DESCRIPTION OF THE TASK: Look through the data below and show every line that includes "Contact".

Dataset rows for apps and sites
-- Opening Marker --

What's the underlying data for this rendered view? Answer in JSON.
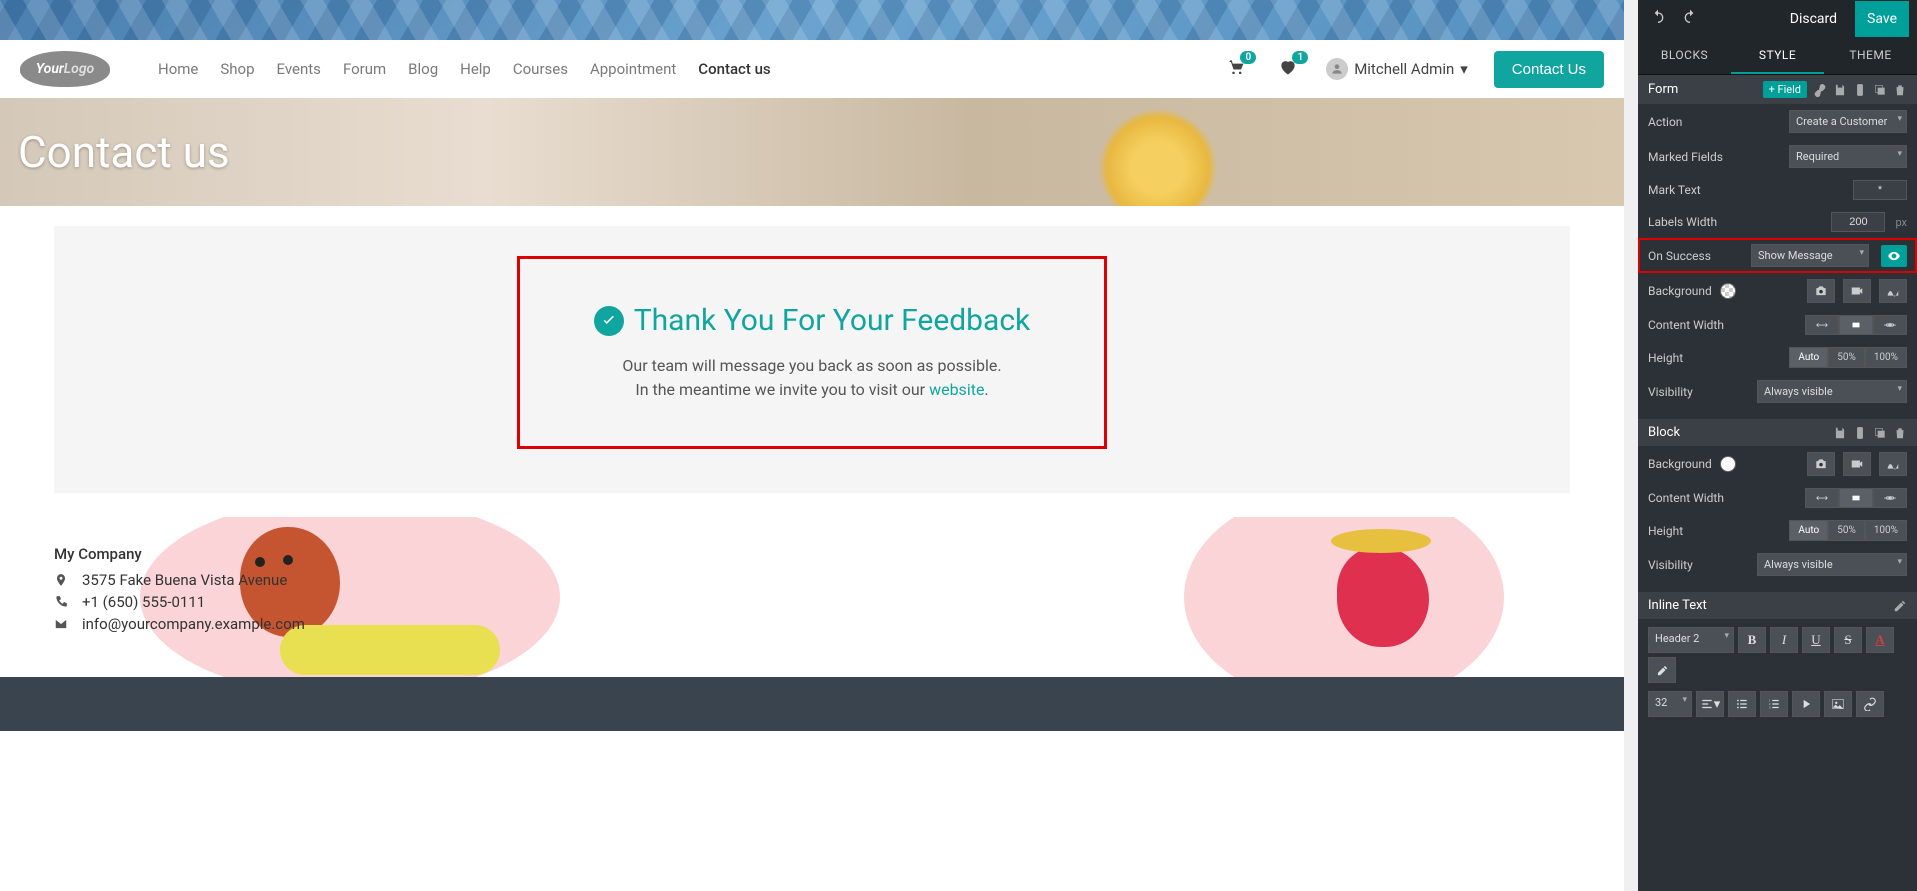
{
  "nav": {
    "items": [
      "Home",
      "Shop",
      "Events",
      "Forum",
      "Blog",
      "Help",
      "Courses",
      "Appointment",
      "Contact us"
    ],
    "active_index": 8,
    "cart_count": "0",
    "wishlist_count": "1",
    "user_name": "Mitchell Admin",
    "contact_btn": "Contact Us"
  },
  "page": {
    "title": "Contact us"
  },
  "feedback": {
    "title": "Thank You For Your Feedback",
    "line1": "Our team will message you back as soon as possible.",
    "line2_pre": "In the meantime we invite you to visit our ",
    "line2_link": "website",
    "line2_post": "."
  },
  "footer": {
    "company": "My Company",
    "address": "3575 Fake Buena Vista Avenue",
    "phone": "+1 (650) 555-0111",
    "email": "info@yourcompany.example.com"
  },
  "sidepanel": {
    "top": {
      "discard": "Discard",
      "save": "Save"
    },
    "tabs": [
      "BLOCKS",
      "STYLE",
      "THEME"
    ],
    "active_tab": 1,
    "form": {
      "header": "Form",
      "add_field": "+ Field",
      "action_label": "Action",
      "action_value": "Create a Customer",
      "marked_label": "Marked Fields",
      "marked_value": "Required",
      "marktext_label": "Mark Text",
      "marktext_value": "*",
      "labelswidth_label": "Labels Width",
      "labelswidth_value": "200",
      "labelswidth_unit": "px",
      "onsuccess_label": "On Success",
      "onsuccess_value": "Show Message",
      "background_label": "Background",
      "contentwidth_label": "Content Width",
      "height_label": "Height",
      "height_opts": [
        "Auto",
        "50%",
        "100%"
      ],
      "visibility_label": "Visibility",
      "visibility_value": "Always visible"
    },
    "block": {
      "header": "Block",
      "background_label": "Background",
      "contentwidth_label": "Content Width",
      "height_label": "Height",
      "height_opts": [
        "Auto",
        "50%",
        "100%"
      ],
      "visibility_label": "Visibility",
      "visibility_value": "Always visible"
    },
    "inline": {
      "header": "Inline Text",
      "heading_value": "Header 2",
      "size_value": "32"
    }
  }
}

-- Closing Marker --

EXERCISE RESPONSE:
      "Contact us"
    "contact_btn": "Contact Us"
    "title": "Contact us"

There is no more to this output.